Steve, the webmaster, and I were having a conversation about mechanics and it really became a conversation that I wished we had recorded for everyone to hear but since that didn’t happen I have to write about the conversation. We have conversations of this nature quite a bit and have differing opinions because I point out the collector’s point of view while Steve, being a ventriloquist, points out the ventriloquist’s point of view.
Mike Robinson came over the weekend and picked up his Terrance figure, you saw the video on Sunday, and he was manipulating Terrance and you can see how the weighted eye function works. With the movement of the head the eyes move from side to side. There is no control except that they move with the direction that you push the head stick, right or left. The head stick is attached to a cradle that allows movement in any direction. I know Mike was having some difficulty finding the sweet spot where the eyes remain centered. It does take some practice.
I told Steve about that and he immediately said that was why he didn’t like that set up and uses self centering eyes in all the figures he builds. He worked with Ray Guyll for quite some time and got to play with Ray’s creation called Kirby (a McElroy style figure), now in the collection of Bill Nelson, so he is familiar with the weighted eyes and confirmed that it is almost impossible to know where the eyes are looking. Dave Pendleton uses his McElroy figure all the time in performance and he has the control of the eyes down but he will tell you it has taken him a long time to learn how to control them.

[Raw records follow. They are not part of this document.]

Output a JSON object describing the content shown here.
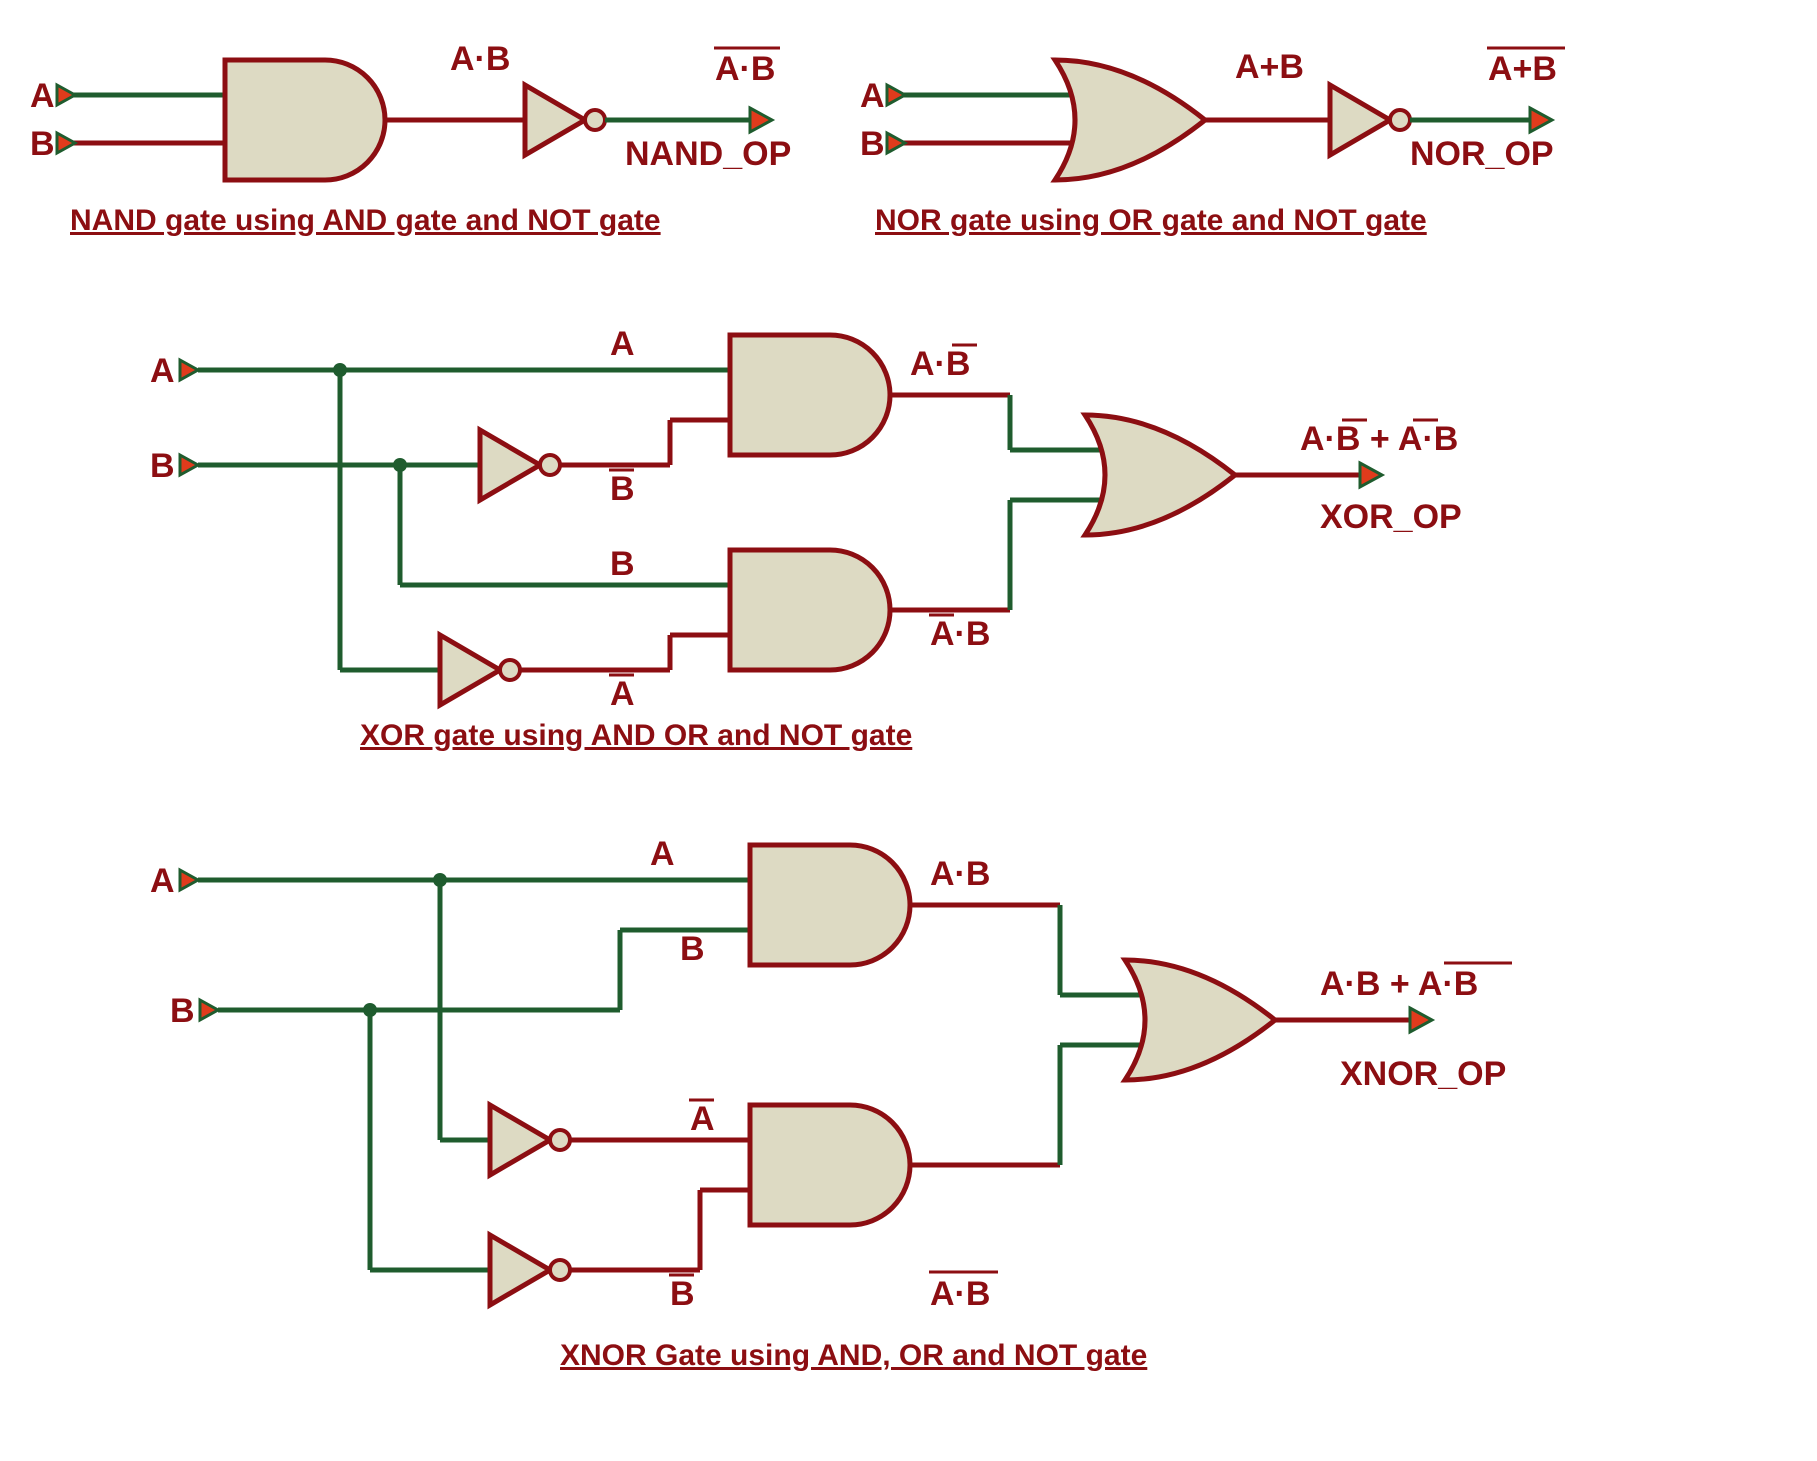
{
  "nand": {
    "inA": "A",
    "inB": "B",
    "mid": "A·B",
    "out": "A·B",
    "outName": "NAND_OP",
    "caption": "NAND gate using AND gate and NOT gate"
  },
  "nor": {
    "inA": "A",
    "inB": "B",
    "mid": "A+B",
    "out": "A+B",
    "outName": "NOR_OP",
    "caption": "NOR gate using OR gate and NOT gate"
  },
  "xor": {
    "inA": "A",
    "inB": "B",
    "wireA": "A",
    "wireNotB": "B",
    "wireB": "B",
    "wireNotA": "A",
    "and1": "A·B",
    "and2": "A·B",
    "outExpr": "A·B + A·B",
    "outName": "XOR_OP",
    "caption": "XOR gate using AND OR and NOT gate"
  },
  "xnor": {
    "inA": "A",
    "inB": "B",
    "wireA": "A",
    "wireB": "B",
    "wireNotA": "A",
    "wireNotB": "B",
    "and1": "A·B",
    "and2": "A·B",
    "outExpr": "A·B +  A·B",
    "outName": "XNOR_OP",
    "caption": "XNOR Gate using AND, OR and NOT gate"
  }
}
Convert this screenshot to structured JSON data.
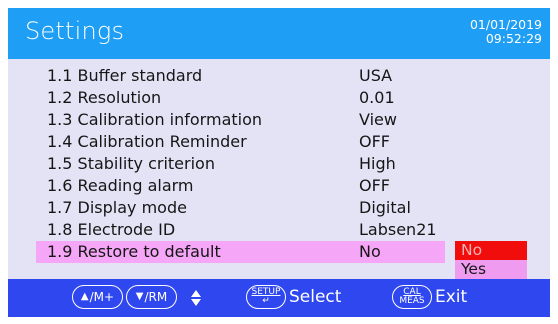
{
  "header": {
    "title": "Settings",
    "date": "01/01/2019",
    "time": "09:52:29"
  },
  "menu": {
    "items": [
      {
        "label": "1.1 Buffer standard",
        "value": "USA"
      },
      {
        "label": "1.2 Resolution",
        "value": "0.01"
      },
      {
        "label": "1.3 Calibration information",
        "value": "View"
      },
      {
        "label": "1.4 Calibration Reminder",
        "value": "OFF"
      },
      {
        "label": "1.5 Stability criterion",
        "value": "High"
      },
      {
        "label": "1.6 Reading alarm",
        "value": "OFF"
      },
      {
        "label": "1.7 Display mode",
        "value": "Digital"
      },
      {
        "label": "1.8 Electrode ID",
        "value": "Labsen21"
      },
      {
        "label": "1.9 Restore to default",
        "value": "No"
      }
    ],
    "selected_index": 8
  },
  "dropdown": {
    "options": [
      "No",
      "Yes"
    ],
    "highlighted": "No"
  },
  "footer": {
    "up_key": "/M+",
    "down_key": "/RM",
    "setup_key_top": "SETUP",
    "setup_key_bottom": "↵",
    "select_label": "Select",
    "cal_key_top": "CAL",
    "cal_key_bottom": "MEAS",
    "exit_label": "Exit"
  },
  "colors": {
    "header": "#1e9ef5",
    "background": "#e4e3f6",
    "selection": "#f5a6f6",
    "dropdown_active": "#f20d0d",
    "footer": "#2f47ef"
  },
  "icons": [
    "up-triangle-icon",
    "down-triangle-icon",
    "up-down-arrow-icon",
    "enter-icon"
  ]
}
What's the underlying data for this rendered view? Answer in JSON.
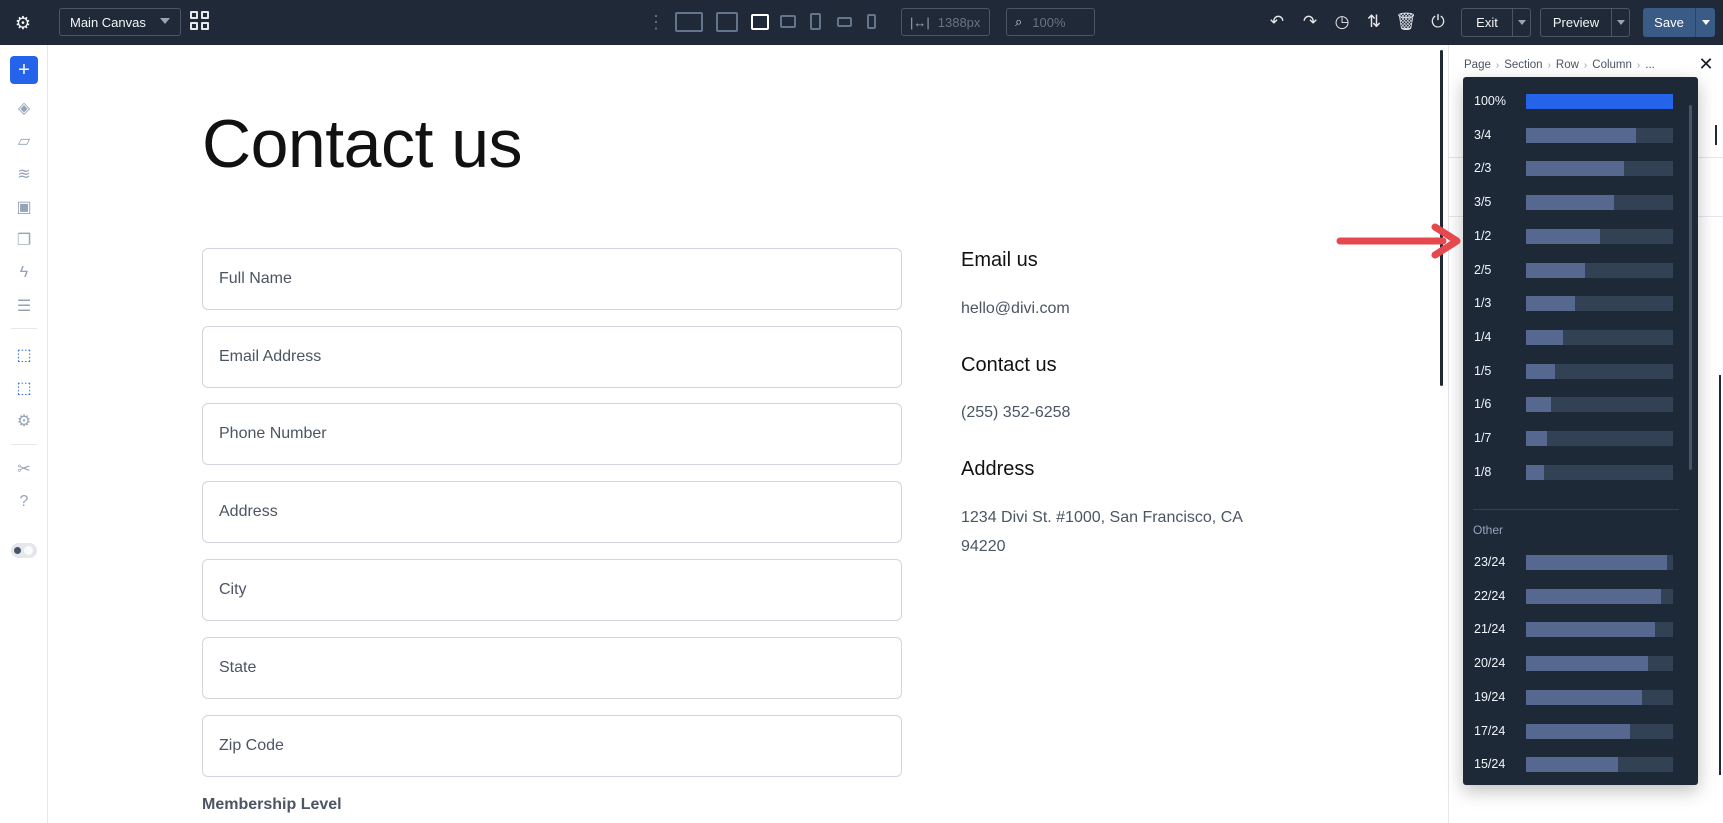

The standard side to side movement with self centering adapted to them gives you the ability to have the figure stare directly at any audience member but then of course move them as the performer desires.
Unfortunately there are not many performers who use the weighted eyes so it is hard to get opinions, but I hope some of you readers will chime in and let’s see if there are some opinions related to this setup.
Dan Willinger is a ventriloquism enthusiast and ventriloquist figure collector. He has been collecting for over 25 years. He created the Ventriloquist Central Collection. It now has over 100 ventriloquist figures and over 50 of them are Frank Marshall figures. Because of his love for the art of ventriloquism, Mr. Willinger created the website Ventriloquist Central. For more information about the website, go to: http://www.ventriloquistcentral.com
Copyright 2009 by Dan Willinger
NOTE: You may use this blog article provided you run it with the bio box intact. Please email a copy of your publication with the blog article in it to: email@example.com